So, after a crazy day of World Cup action Germany bowed out at the opening stage of the competition for the first time since 1938 yesterday when they were beaten 2-0 by South Korea. The Germans looked a shadow of the team that lifted the trophy in 2014 throughout the tournament and become the third consecutive holders to leave at the group stage phase. From Kazan, Emmet Malone writes that they leave under a cloud of uncertainty with the future of manager Joachim Löw at the certain of it.
Meanwhile, Brazil had no such issues as they swatted aside Serbia to advance to the last 16. From Moscow Ken Early writes that it's the 'Brazilian Way' or their version of cute hoorism that makes them so difficult to beat and also so frsutrating to play with Neymar embodying it more than anyone. Over in Kaliningrad, England take on Belgium this evening in their final Group G match to decide who will come first and second and, by extension, who could face a significnatly easier route through the competition. Reporting from the Russian enclave near Gdansk in Poland is Keith Duggan who writes that, out of all of the host venues, this one is certainly the most peculiar as no one really seems to care.
On to GAA and Eamon Donoghue writes in his statistics column that Peter Duggan has transformed this Clare team and could well lead them to a Munster title on Sunday. "On first impressions the powerfully built attacker can appear leggy and casual, but he is explosive over short distances, relishes the physical exchanges and has excellent vision and bravery allowing him to drop deep, contest and lay the ball off in the tackle," he writes.
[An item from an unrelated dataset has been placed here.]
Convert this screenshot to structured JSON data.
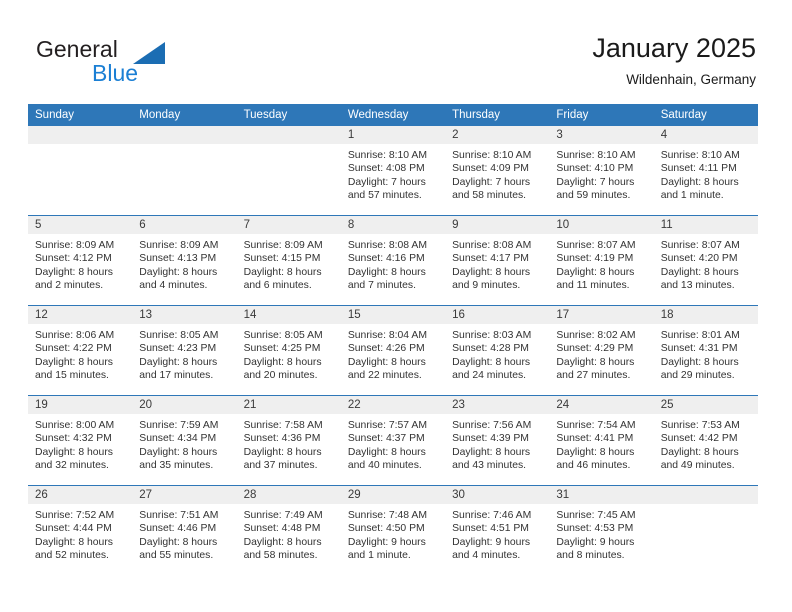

Meanwhile, with the venue debacle eventually sorted, Mayo will have three times more fans than Kildare in Newbridge on Saturday due to their large number of season ticket holders and the fact that the capacity of the ground will be limited to 8,200. In his column this morning Ciarán Murphy writes that Kildare have shown why home advantage is worth fighting for. "They now their fan base riled up, and they have a cause. Whether that, and the febrile atmosphere that is now guaranteed in Newbridge on Saturday night, is enough to get them over the line, I sincerely doubt," he writes.
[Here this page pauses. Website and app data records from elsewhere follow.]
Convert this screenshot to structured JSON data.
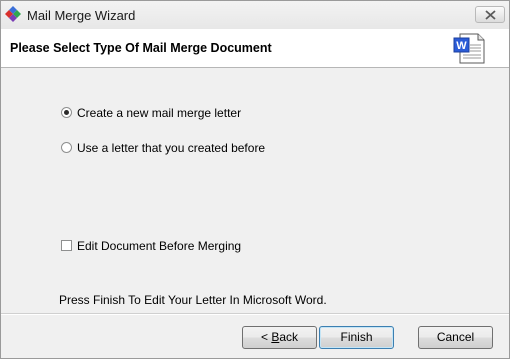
{
  "window": {
    "title": "Mail Merge Wizard",
    "app_icon": "mail-merge-app-icon",
    "close_icon": "close-icon"
  },
  "header": {
    "title": "Please Select Type Of Mail Merge Document",
    "icon": "word-document-icon"
  },
  "options": {
    "create_new": {
      "label": "Create a new mail merge letter",
      "selected": true
    },
    "use_existing": {
      "label": "Use a letter that you created before",
      "selected": false
    }
  },
  "edit_before_merge": {
    "label": "Edit Document Before Merging",
    "checked": false
  },
  "hint": "Press Finish To Edit Your Letter In Microsoft Word.",
  "buttons": {
    "back_prefix": "< ",
    "back_mnemonic": "B",
    "back_suffix": "ack",
    "finish": "Finish",
    "cancel": "Cancel"
  }
}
On to our women in sport pages where Sonia O'Sullivan is writing about recovering from injury and how learning to ride an elliptical bike has helped her. "After a few sessions you really do feel a difference. On the bike, for example, you just feel a bit more power coming from the core, and also feel more efficient climbing hills while still seated, it just feels that there is less effort than before," she writes.
Also today we have paralympic swimmer Ellen Keane talking to Johnny Watterson about how she learned to love her "lucky fin" while Joanne O'Riordan writes about how Cork ladies rose above the drama like true champions.